With the increase in world demand for grain slowing down, cereal stocks at a 15-year high, prices at a six-year low and a fixed-cost structure which locked them in to pushing production to the limit, there was little in the way of cheer for Scottish grain farmers at this week’s round of agronomy conferences.
But while the prospects for increasing returns were thin on the ground, farmers at the Agricultural & Horticultural Development Board’s agronomy conferences were told that routes were still open to improve the resilience of their businesses to see them through the dark days until the next upturn in the pricing cycle. These included growing for alternative markets such as feeding anaerobic digestor plants and reducing costs through integrated crop management systems.

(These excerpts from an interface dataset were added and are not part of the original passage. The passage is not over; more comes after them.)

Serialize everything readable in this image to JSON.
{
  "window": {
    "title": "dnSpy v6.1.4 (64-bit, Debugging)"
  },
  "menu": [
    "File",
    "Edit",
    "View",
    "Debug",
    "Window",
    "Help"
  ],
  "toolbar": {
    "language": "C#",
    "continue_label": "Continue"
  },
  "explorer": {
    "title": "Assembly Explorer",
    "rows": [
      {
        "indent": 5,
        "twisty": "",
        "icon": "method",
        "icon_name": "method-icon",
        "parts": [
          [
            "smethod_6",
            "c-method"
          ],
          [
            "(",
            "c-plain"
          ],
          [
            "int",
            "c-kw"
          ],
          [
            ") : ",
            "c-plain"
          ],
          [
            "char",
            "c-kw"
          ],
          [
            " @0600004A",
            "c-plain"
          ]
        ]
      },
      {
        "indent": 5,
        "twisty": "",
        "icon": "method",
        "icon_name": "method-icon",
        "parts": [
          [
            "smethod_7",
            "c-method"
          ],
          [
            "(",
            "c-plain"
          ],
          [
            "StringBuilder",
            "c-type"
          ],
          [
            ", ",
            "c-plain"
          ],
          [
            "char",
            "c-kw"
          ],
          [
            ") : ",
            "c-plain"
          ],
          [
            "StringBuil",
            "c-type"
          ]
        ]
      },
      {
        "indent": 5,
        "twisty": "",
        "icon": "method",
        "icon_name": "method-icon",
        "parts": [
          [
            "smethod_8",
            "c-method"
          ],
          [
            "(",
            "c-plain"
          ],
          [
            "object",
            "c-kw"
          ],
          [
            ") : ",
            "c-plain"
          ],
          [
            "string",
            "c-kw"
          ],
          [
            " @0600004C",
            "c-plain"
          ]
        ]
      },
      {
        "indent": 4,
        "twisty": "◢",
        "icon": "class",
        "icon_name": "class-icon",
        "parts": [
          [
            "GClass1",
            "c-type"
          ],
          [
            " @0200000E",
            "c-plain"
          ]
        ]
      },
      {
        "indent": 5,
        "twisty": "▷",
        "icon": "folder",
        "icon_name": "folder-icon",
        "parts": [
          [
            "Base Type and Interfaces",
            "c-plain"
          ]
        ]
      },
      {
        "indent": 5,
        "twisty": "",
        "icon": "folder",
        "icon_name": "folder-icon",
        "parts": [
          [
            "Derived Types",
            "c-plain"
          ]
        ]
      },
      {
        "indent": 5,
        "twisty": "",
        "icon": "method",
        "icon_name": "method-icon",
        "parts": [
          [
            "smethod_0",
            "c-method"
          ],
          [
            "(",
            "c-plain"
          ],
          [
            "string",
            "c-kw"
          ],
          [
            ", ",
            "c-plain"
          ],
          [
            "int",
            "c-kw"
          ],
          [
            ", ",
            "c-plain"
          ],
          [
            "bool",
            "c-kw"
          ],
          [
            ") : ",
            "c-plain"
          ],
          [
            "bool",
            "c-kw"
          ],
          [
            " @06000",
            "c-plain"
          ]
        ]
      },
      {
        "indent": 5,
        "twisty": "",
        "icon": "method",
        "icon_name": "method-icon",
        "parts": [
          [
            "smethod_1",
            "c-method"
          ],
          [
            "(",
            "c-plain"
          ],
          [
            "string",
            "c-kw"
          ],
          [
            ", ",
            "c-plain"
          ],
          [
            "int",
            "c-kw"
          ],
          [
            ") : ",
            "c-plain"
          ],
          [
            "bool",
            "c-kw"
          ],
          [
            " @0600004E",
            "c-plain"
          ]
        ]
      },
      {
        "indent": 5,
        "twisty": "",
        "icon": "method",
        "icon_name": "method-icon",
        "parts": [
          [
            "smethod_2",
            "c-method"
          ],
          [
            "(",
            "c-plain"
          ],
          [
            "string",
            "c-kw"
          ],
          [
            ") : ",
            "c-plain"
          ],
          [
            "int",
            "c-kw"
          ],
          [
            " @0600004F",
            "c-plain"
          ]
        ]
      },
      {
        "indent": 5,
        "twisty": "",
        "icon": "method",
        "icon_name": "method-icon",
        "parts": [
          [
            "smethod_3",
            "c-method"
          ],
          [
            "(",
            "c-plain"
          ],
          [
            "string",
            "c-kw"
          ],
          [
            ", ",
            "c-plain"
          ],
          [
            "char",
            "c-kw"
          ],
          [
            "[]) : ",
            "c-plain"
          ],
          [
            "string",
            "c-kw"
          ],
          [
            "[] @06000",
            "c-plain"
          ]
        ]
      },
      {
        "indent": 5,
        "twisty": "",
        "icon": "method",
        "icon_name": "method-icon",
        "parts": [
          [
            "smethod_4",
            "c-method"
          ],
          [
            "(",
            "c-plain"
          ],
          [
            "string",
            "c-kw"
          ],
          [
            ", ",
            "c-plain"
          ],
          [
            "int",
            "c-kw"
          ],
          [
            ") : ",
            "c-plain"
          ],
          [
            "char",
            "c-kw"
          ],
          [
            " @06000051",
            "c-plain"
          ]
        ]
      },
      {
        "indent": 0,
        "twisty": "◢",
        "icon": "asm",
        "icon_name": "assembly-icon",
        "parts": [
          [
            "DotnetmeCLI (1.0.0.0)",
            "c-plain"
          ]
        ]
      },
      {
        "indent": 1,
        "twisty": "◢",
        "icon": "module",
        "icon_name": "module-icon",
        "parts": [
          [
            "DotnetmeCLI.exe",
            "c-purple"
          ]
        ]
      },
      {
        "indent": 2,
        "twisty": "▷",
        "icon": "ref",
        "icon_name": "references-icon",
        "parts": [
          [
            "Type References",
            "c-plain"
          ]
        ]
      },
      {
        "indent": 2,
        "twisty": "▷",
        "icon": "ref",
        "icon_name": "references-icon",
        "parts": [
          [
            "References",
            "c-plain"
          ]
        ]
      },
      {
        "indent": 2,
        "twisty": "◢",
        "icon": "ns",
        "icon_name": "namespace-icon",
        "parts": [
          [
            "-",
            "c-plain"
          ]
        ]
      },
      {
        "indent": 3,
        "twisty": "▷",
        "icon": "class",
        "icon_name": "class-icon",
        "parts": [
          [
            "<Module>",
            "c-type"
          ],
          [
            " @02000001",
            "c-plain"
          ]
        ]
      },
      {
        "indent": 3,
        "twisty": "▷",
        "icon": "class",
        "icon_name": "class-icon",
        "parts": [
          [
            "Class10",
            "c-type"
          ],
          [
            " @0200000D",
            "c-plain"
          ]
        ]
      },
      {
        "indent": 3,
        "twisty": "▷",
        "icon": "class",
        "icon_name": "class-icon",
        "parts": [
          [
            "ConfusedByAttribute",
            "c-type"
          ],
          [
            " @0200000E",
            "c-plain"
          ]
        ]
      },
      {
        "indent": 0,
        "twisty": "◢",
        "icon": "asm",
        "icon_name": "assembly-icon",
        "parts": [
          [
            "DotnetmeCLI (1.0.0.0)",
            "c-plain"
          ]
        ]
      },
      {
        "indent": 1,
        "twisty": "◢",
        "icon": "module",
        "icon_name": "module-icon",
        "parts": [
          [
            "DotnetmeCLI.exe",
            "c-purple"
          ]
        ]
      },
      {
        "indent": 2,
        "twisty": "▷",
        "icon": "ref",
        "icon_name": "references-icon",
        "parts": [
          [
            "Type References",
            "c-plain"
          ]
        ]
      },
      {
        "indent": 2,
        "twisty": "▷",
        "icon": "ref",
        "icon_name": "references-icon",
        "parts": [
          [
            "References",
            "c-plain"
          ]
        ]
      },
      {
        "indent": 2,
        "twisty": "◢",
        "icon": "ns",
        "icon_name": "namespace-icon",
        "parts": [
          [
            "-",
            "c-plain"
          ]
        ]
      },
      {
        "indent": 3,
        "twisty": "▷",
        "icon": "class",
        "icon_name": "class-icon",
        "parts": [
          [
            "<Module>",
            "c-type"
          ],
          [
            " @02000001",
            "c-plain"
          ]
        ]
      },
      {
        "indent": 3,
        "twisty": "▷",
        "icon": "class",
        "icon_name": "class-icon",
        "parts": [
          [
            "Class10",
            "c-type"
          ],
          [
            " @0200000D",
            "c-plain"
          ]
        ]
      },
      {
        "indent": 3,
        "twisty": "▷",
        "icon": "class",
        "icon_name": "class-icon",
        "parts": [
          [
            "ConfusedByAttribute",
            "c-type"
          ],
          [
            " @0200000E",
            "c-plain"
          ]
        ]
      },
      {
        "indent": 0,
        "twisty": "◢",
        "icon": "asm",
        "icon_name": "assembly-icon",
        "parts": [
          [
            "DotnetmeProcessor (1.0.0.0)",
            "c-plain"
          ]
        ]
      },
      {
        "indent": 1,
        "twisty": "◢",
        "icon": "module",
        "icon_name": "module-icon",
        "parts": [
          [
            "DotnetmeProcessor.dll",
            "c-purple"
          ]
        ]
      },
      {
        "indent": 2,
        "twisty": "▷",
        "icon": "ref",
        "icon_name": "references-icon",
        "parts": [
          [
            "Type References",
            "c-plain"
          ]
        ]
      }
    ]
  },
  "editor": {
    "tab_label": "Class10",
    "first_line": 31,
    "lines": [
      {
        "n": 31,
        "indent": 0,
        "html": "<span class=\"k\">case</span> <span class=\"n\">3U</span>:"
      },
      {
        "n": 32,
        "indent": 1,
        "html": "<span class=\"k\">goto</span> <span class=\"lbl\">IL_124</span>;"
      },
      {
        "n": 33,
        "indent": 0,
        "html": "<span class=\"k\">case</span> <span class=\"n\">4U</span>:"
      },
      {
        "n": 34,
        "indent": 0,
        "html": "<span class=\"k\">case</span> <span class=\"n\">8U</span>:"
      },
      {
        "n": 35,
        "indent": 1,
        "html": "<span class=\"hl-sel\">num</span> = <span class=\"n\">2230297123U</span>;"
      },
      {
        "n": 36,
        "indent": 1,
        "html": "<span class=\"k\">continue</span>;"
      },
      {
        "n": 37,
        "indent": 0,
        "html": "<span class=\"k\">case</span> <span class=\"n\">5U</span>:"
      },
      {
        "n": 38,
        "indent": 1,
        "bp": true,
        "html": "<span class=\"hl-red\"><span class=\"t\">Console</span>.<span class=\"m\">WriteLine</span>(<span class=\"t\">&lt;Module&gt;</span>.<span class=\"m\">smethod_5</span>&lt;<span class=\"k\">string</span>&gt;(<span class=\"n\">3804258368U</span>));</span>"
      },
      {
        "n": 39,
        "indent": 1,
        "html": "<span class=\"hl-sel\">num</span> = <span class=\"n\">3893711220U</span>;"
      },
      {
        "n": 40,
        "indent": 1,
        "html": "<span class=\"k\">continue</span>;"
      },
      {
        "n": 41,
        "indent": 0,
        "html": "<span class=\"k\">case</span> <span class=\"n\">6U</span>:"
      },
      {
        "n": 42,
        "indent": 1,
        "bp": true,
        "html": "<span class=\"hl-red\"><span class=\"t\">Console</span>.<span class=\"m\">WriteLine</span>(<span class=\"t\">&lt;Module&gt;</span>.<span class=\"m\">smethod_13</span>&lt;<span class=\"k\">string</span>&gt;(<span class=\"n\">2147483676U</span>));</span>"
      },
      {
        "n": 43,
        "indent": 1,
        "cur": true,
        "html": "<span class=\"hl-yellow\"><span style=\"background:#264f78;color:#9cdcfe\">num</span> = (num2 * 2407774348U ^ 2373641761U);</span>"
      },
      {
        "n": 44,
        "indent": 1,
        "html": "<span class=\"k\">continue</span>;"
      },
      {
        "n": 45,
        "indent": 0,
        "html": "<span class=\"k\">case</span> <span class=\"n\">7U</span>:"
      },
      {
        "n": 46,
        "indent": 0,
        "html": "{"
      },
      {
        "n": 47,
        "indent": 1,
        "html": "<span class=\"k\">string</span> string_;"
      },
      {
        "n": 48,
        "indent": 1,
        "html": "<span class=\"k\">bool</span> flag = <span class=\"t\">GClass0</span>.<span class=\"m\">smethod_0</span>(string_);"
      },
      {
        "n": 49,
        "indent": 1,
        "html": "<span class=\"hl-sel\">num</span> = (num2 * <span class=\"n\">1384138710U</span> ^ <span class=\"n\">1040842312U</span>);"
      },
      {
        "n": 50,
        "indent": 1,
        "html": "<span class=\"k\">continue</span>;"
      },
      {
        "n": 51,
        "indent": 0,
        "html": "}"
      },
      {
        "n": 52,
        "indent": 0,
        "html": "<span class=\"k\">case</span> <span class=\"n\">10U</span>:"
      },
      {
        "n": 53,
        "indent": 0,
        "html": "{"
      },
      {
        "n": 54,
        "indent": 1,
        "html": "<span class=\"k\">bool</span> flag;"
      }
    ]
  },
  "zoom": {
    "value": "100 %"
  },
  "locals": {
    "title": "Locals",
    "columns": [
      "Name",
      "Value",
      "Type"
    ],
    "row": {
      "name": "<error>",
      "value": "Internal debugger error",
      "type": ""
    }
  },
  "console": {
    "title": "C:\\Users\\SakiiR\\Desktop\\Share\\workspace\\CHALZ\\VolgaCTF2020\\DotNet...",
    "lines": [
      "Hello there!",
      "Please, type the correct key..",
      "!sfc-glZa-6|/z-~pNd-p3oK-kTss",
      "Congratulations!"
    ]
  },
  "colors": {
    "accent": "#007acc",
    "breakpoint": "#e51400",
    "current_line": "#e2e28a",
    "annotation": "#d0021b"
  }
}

Julian Bell, the SRUC’s senior rural business consultant, told farmers that while it was always difficult to predict world prices, an analysis showed that it would require a drop in production in the region of 80 million tonnes to make a significant dent in world stockpiles.
“And while this can never be ruled out in a world where droughts and political upheavals can derail the best economic forecasts, the signs aren’t there at the moment,” he said.
Bell said that although the low prices would, in a normal market, see production reduced, this wasn’t likely to happen in the short term either.
“While the high fixed cost structure of producing grain in Europe and other developed countries ties farmers into keeping growing grain to cover these overheads, there is often a little bit more flexibility in other areas such as South America and Russia.
“However, there has been a considerable devaluation in the currency of the grain producing countries in these areas – such as Argentina and Brazil, while the Russian rouble has followed suit. This has meant while the world price in pounds or dollars is low, the price received by farmers in either pesos, reals or roubles is still relatively good – so production has not dropped.”
He added that while higher fertiliser and other input prices would normally act as a drag, the low cost of oil and energy meant that the effect was minimal – so production remained high in these areas.
There was little relief when he turned to the domestic situation, where a downturn in the whisky market since 2013 looked set to lead to a 200,000 tonne drop in the combined requirements for soft wheat and malting barley.